These loosely structured pieces are true collaborations, in the sense that each instrument is equally important. Mdosi’s vocals are scat-like and often wordless, reminiscent of Kyoko Kitamura’s recent works, as well as those of historical importance. She gives her voice a workout with moans, cries, breathiness, using her lips and throat to craft unusual sounds. Nonetheless, with the help of her bandmates, she is able to tell a story through mood, inflection, and tone.
There is a distinct minimalization of melody and repeating structure, as Seru and Bolognesi eschew conventional patterns for non-stop exploration. These efforts are rich and tightly played despite their apparent lack of determinism. Bolognesi and Reid both employ bowing and assertive plucking in a variety of registers, and contribute layered drones. Reid’s playing, at times, resembles more of what one would expect from a member of a chamber ensemble than a jazz band.

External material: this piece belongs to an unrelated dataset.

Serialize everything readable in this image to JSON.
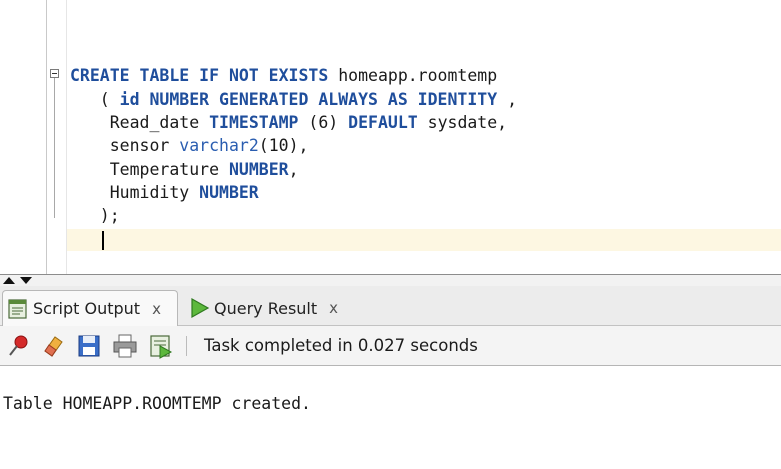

The album is promoted as being AACM-like, and that moniker is appropriate as both Ndosi and Reid are affiliated with that organization. Beyond that, felt/not said also fits the AACM model of “serious” music spanning genres and cultures. Regardless, this is a singular effort of atypical music that is both intellectual and soulful.